The Martian

Andy Weir
The Martian Cover

The Martian


I never got around to reading Robinson Crusoe or The Smith Family Robinson. I never read The Blue Lagoon. In fact, The Martian by Andy Weir may be the first shipwreck book I have ever read, besides Lord of the Flies. Thankfully, this book was nothing like Lord of the Flies.

Many reviewers have complained about the science in this book, that it was too detailed, but I never got that impression while reading it. In fact, I found it to be a very human novel. Mark Watney is a completely likable if a tad unrealistic character. He is almost a caricature of the human spirit. Throughout the novel, he never wavered in his optimism and his confidence in his ability to overcome any crisis.

This novel reminded me of two movies from the 80's, "Red Dawn," the wonderful 1984 movie, not the horrible 2012 one, and "Invasion USA." Red Dawn and Invasion USA were blatant pro-American propaganda films. After seeing these films, I remember I was ready to take on all the "commies" and run through the street chanting "USA! USA! USA!" Give me a little break. I was around 10 at the time and the subtlety and nuances of America's geopolitical situations were still a few years away from me.
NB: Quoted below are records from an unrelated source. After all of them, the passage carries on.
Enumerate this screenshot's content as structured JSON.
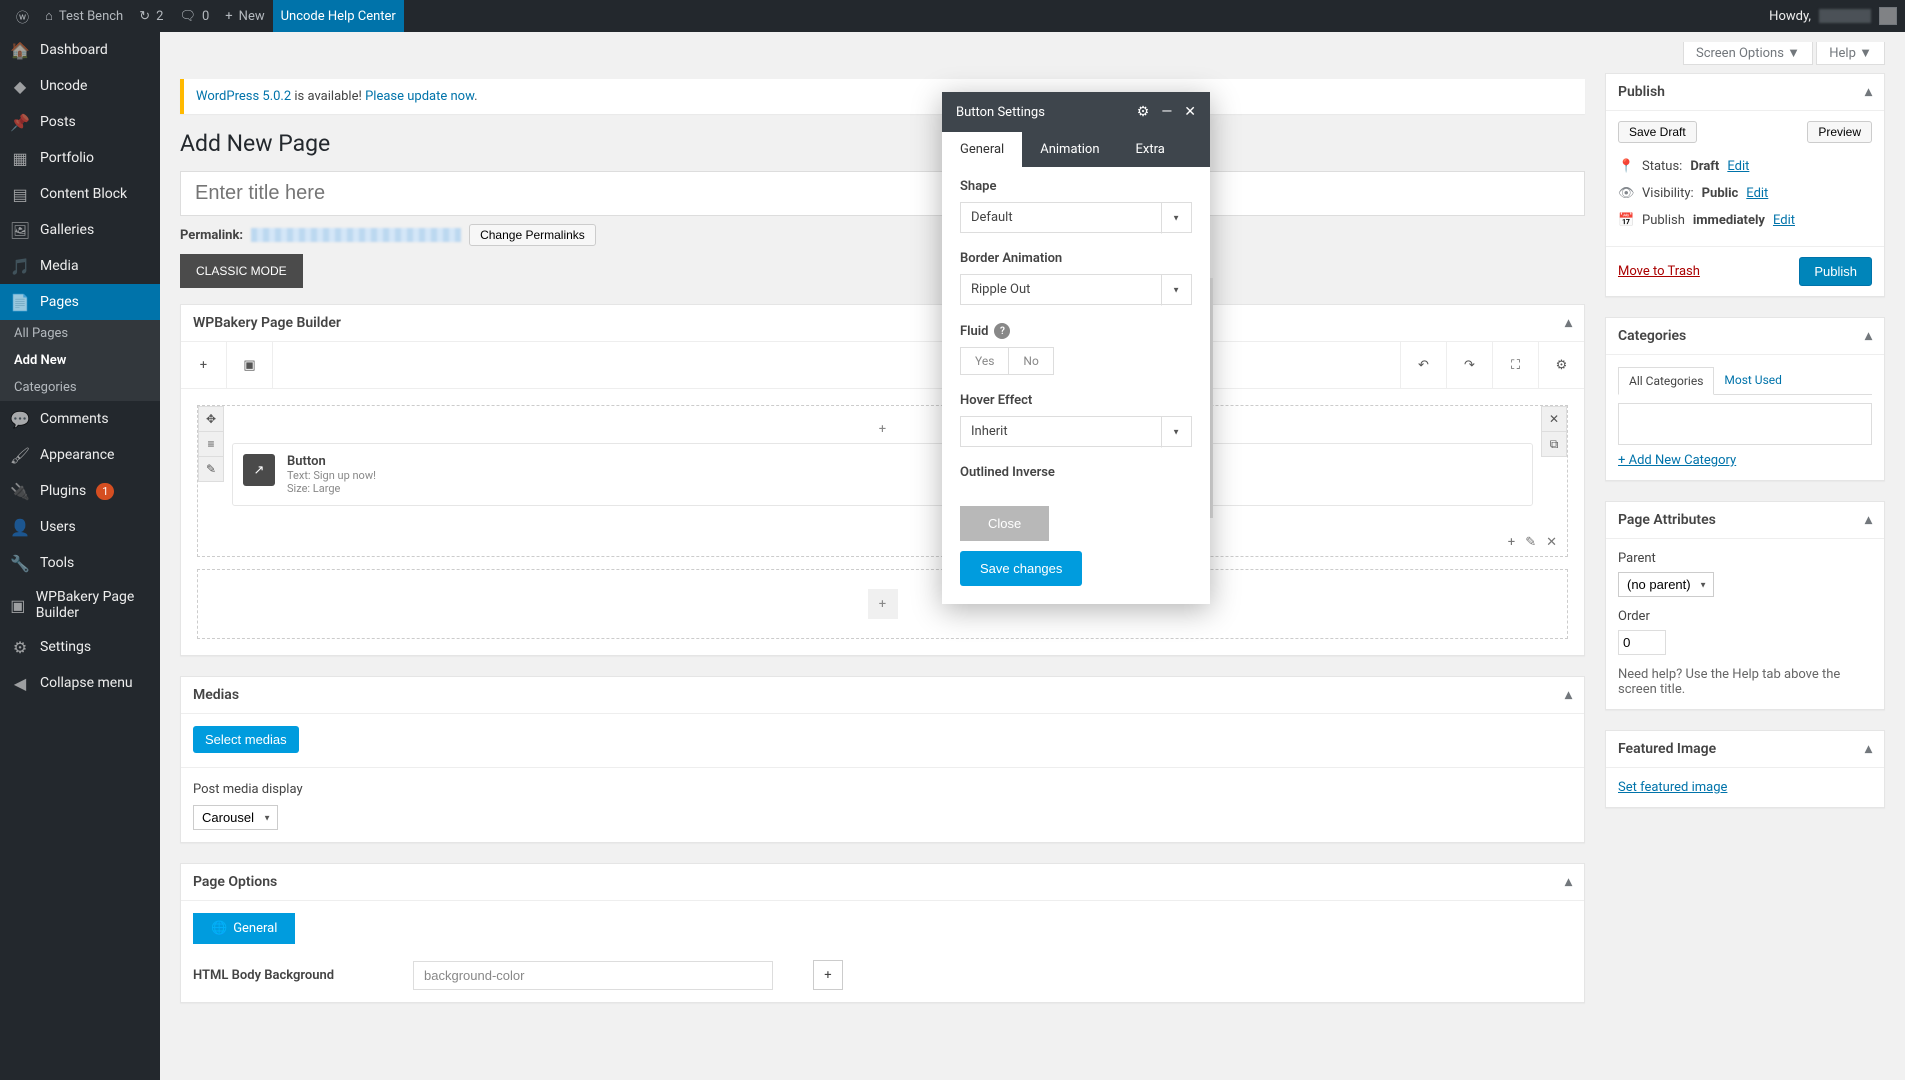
{
  "adminbar": {
    "site": "Test Bench",
    "refresh": "2",
    "comments": "0",
    "new": "New",
    "help_center": "Uncode Help Center",
    "howdy": "Howdy,"
  },
  "sidebar": {
    "items": [
      {
        "label": "Dashboard"
      },
      {
        "label": "Uncode"
      },
      {
        "label": "Posts"
      },
      {
        "label": "Portfolio"
      },
      {
        "label": "Content Block"
      },
      {
        "label": "Galleries"
      },
      {
        "label": "Media"
      },
      {
        "label": "Pages"
      },
      {
        "label": "Comments"
      },
      {
        "label": "Appearance"
      },
      {
        "label": "Plugins",
        "badge": "1"
      },
      {
        "label": "Users"
      },
      {
        "label": "Tools"
      },
      {
        "label": "WPBakery Page Builder"
      },
      {
        "label": "Settings"
      },
      {
        "label": "Collapse menu"
      }
    ],
    "sub": {
      "all": "All Pages",
      "add": "Add New",
      "cat": "Categories"
    }
  },
  "screen_meta": {
    "options": "Screen Options",
    "help": "Help"
  },
  "notice": {
    "pre": "WordPress 5.0.2",
    "mid": " is available! ",
    "link": "Please update now"
  },
  "page": {
    "title": "Add New Page",
    "title_placeholder": "Enter title here",
    "permalink_label": "Permalink:",
    "change_permalinks": "Change Permalinks",
    "classic_mode": "CLASSIC MODE"
  },
  "builder": {
    "title": "WPBakery Page Builder",
    "element": {
      "name": "Button",
      "meta1": "Text: Sign up now!",
      "meta2": "Size: Large"
    }
  },
  "medias": {
    "title": "Medias",
    "select": "Select medias",
    "post_media_display": "Post media display",
    "display_value": "Carousel"
  },
  "page_options": {
    "title": "Page Options",
    "general_tab": "General",
    "field_label": "HTML Body Background",
    "field_value": "background-color"
  },
  "publish": {
    "title": "Publish",
    "save_draft": "Save Draft",
    "preview": "Preview",
    "status_label": "Status:",
    "status_val": "Draft",
    "edit": "Edit",
    "vis_label": "Visibility:",
    "vis_val": "Public",
    "pub_label": "Publish",
    "pub_val": "immediately",
    "trash": "Move to Trash",
    "publish_btn": "Publish"
  },
  "categories": {
    "title": "Categories",
    "tab_all": "All Categories",
    "tab_most": "Most Used",
    "add_new": "+ Add New Category"
  },
  "attrs": {
    "title": "Page Attributes",
    "parent": "Parent",
    "parent_val": "(no parent)",
    "order": "Order",
    "order_val": "0",
    "help": "Need help? Use the Help tab above the screen title."
  },
  "featured": {
    "title": "Featured Image",
    "set": "Set featured image"
  },
  "modal": {
    "title": "Button Settings",
    "tabs": {
      "general": "General",
      "animation": "Animation",
      "extra": "Extra"
    },
    "shape": {
      "label": "Shape",
      "value": "Default"
    },
    "border_anim": {
      "label": "Border Animation",
      "value": "Ripple Out"
    },
    "fluid": {
      "label": "Fluid",
      "yes": "Yes",
      "no": "No"
    },
    "hover": {
      "label": "Hover Effect",
      "value": "Inherit"
    },
    "outlined_inverse": {
      "label": "Outlined Inverse"
    },
    "close": "Close",
    "save": "Save changes"
  }
}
And that was the same feelings I had when I finished reading this novel. Oh I wasn't ready to kill "Commies" or dress myself in Old Glory and march through the streets, but I was ready to write my congressmen (as of the writing of this review Senators Lamar Alexander, Bob Corker, and Representative Marsha Blackburn) and demand more money for Space Exploration and Manned Missions for Mars. Of course given my current representatives, I doubt I would have a receptive audience.
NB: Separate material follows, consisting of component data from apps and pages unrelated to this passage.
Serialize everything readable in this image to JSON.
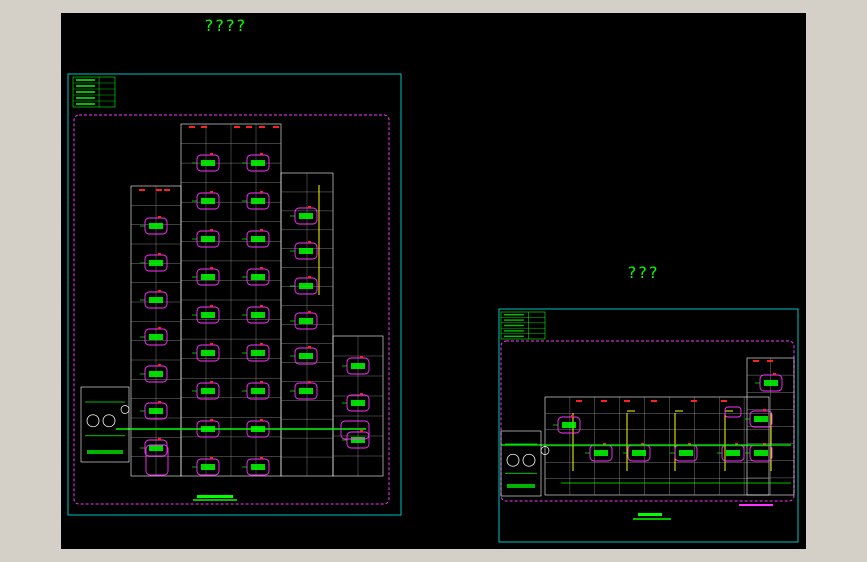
{
  "app": {
    "background": "#d4d0c8",
    "canvas_color": "#000000"
  },
  "sheets": [
    {
      "title": "????",
      "caption_color": "#00ff00"
    },
    {
      "title": "???",
      "caption_color": "#00ff00"
    }
  ],
  "colors": {
    "frame": "#00d8d8",
    "boundary": "#ff33ff",
    "line": "#ffffff",
    "dim_line": "#9a9a9a",
    "pipe": "#00ff00",
    "fixture": "#ff33ff",
    "label": "#00ff00",
    "riser": "#ffff00",
    "annotation": "#ff2020",
    "legend_text": "#00ff00"
  }
}
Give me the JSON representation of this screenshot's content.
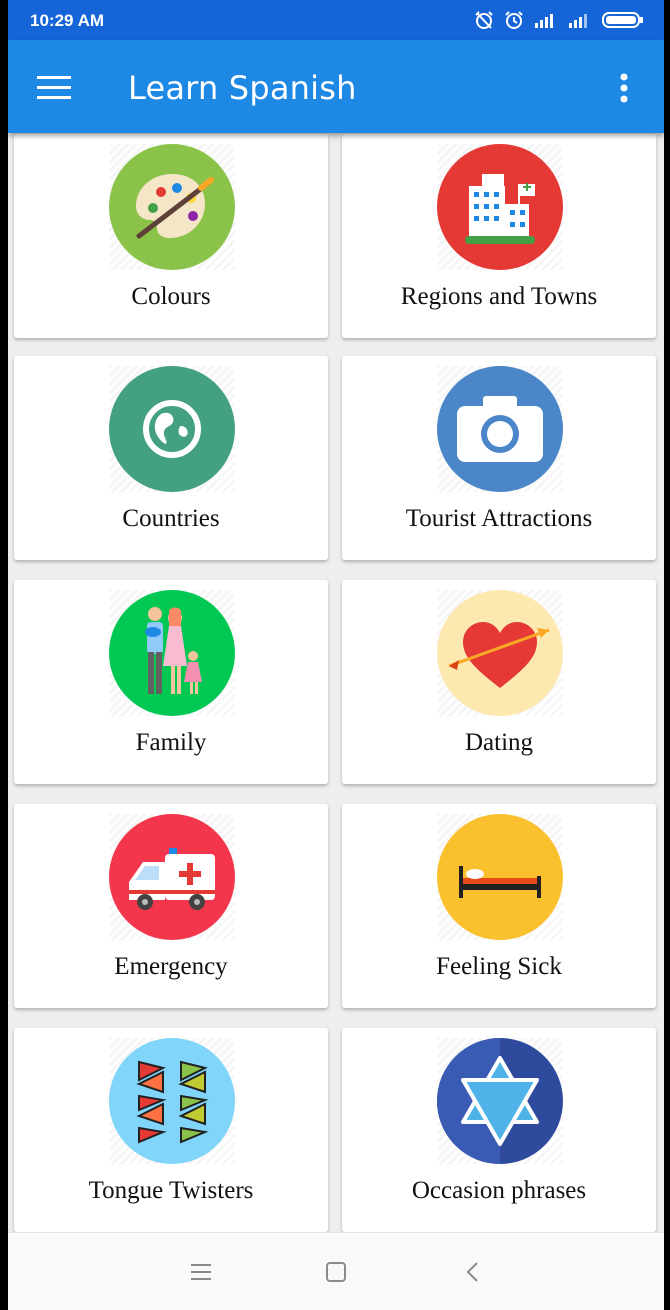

The Martian is complete propaganda for NASA and the International Space Agency. If Andy Weir is not on NASA's payroll he should be. But like all good propaganda, this book hits all the marks. The protagonist, Mark Watney embodies the spirit of exploration, a throwback to the days of the Western expansion of the United Sates and the exploration of the Indies and America's. In the face of danger and likely death, he laughs and carries on. You know the spirit of the intrepid explorer. And he has skills that would make MacGyver green with envy. I really enjoyed this book, even though it was an obvious attempt to move me to a specific point of view. All I will say is it was successful and I have been moved.

I'm writing my Congressmen right now.

4.5 of 5 stars